Dec 06, 2012– Reykjavik, Iceland (Techreleased) – Boeing and Icelandair announced a commitment today for 12 737 MAXs, valued at more than $1.2 billion at list prices. The commitment by the Icelandic carrier includes 737 MAX 8s and 9s. Boeing looks forward to working with Icelandair to finalize the details, at which time the order will be posted as a firm order to the Boeing Orders & Deliveries website.
“This commitment is the result of our research into what aircraft manufacturers have on offer to help us strengthen and grow our fleet and our network towards the future,” said Bjorgolfur Johannsson, Icelandair Group president and CEO. “We have had a successful relationship with Boeing for decades and we are pleased to continue our cooperation for years to come.”
The 737 MAX is a new-engine variant of the world’s best-selling airplane and builds on the strengths of today’s Next-Generation 737. The 737 MAX incorporates the latest-technology CFM International LEAP-1B engines to deliver the highest efficiency, reliability and passenger comfort in the single-aisle market. Airlines operating the 737 MAX will see a 13 percent fuel-use improvement over today’s most fuel-efficient single-aisle airplanes.
“Over the past decades, Icelandair has successfully utilized its all-Boeing 757 fleet to establish its Reykjavik-based hub as an important gateway between Europe and North America,” said Todd Nelp, vice president of European Sales, Boeing Commercial Airplanes. “The introduction of the 737 MAX to Icelandair’s operation will complement its existing 757 fleet and ensure the carrier’s continued expansion across both continents, offering significant fuel saving with unrivaled passenger comfort.”
The 737 MAX also features the new Boeing Sky Interior.
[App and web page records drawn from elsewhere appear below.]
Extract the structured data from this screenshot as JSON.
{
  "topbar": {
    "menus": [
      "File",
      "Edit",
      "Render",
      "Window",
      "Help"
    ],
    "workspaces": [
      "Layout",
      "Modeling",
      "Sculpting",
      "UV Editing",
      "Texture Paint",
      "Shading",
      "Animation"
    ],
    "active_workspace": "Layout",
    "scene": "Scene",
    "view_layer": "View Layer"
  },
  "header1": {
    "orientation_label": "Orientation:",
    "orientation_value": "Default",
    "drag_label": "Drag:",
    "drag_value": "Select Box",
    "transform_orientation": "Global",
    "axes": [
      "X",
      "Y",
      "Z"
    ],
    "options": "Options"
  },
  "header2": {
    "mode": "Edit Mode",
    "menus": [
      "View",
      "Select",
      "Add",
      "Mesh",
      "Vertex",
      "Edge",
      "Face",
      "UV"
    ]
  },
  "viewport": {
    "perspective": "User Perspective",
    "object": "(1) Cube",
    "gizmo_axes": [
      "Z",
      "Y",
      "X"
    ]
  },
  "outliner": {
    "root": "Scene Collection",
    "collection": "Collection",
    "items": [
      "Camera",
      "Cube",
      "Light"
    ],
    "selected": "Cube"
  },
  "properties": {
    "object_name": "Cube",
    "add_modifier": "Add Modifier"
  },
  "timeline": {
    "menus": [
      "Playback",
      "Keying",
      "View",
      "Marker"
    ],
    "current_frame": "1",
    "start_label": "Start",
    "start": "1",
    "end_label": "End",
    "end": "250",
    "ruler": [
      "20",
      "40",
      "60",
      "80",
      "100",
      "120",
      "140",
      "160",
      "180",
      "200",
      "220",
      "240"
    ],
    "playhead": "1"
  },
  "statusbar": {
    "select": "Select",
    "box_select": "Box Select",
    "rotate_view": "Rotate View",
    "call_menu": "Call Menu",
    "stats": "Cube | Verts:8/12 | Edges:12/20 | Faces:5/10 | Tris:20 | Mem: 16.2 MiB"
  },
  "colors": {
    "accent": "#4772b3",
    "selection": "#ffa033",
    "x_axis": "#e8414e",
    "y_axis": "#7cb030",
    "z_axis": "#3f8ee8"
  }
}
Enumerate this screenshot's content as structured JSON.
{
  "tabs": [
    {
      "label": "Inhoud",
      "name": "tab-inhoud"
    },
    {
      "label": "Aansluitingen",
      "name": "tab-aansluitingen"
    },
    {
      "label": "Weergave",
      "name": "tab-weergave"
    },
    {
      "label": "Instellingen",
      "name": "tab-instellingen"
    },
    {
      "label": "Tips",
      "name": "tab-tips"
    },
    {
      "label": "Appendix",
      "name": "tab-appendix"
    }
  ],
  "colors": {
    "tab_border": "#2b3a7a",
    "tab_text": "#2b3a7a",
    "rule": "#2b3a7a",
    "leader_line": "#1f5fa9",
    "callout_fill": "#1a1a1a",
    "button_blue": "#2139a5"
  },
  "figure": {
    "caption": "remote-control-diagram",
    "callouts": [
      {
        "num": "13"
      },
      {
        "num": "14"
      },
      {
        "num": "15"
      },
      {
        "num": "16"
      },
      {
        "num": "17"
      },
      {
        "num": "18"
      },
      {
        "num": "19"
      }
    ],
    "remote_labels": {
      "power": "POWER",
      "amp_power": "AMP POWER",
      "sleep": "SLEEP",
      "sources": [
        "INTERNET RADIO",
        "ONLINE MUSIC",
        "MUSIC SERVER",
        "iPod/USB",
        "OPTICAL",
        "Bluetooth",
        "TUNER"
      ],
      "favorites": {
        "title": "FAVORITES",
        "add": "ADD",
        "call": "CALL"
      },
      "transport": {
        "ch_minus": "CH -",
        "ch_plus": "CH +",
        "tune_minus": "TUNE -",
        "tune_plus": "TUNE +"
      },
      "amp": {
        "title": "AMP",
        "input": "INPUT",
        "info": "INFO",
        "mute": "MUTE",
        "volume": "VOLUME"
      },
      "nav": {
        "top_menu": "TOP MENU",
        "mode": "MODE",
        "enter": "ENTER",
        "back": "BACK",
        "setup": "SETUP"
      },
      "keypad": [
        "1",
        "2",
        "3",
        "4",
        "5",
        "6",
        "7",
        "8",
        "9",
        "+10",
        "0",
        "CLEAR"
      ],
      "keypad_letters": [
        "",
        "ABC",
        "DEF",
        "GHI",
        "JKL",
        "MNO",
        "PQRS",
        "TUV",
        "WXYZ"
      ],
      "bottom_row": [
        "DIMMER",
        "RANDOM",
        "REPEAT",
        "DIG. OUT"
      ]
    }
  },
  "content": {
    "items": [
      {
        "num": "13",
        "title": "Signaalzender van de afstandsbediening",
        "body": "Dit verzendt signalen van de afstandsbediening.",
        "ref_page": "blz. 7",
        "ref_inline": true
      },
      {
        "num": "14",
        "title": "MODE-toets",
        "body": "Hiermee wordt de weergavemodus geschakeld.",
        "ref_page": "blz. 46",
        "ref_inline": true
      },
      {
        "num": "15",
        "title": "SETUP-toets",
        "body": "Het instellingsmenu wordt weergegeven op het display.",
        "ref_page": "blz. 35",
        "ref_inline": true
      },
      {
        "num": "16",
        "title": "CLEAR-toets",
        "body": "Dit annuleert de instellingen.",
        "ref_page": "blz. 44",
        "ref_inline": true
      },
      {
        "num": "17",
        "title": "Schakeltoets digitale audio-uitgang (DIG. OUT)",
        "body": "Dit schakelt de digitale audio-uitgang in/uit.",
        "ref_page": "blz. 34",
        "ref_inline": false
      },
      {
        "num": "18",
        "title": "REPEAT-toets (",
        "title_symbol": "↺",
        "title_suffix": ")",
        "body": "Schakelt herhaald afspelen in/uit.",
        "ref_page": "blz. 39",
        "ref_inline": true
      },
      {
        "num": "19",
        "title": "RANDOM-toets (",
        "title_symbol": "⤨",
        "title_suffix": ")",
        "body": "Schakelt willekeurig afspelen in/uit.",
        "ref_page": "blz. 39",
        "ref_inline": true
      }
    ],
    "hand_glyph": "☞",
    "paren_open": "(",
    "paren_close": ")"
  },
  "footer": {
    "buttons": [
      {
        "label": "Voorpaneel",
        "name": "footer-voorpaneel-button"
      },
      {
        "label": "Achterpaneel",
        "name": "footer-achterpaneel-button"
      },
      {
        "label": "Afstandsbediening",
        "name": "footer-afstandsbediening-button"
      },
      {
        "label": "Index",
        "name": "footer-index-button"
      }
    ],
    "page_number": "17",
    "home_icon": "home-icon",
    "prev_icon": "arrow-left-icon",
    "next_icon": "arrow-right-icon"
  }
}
The sleek interior boasts modern lines, a spacious cabin with more headroom and LED lighting that offers vibrant color options.
Icelandair Group currently operates an all-Boeing fleet of 23 757 airplanes for both its passenger and cargo operations. The Icelandic carrier has used the geographical location of its Reykjavik-based hub mid-way between North America and Europe, as an opportunity to build an ever-growing network of more than 25 international destinations.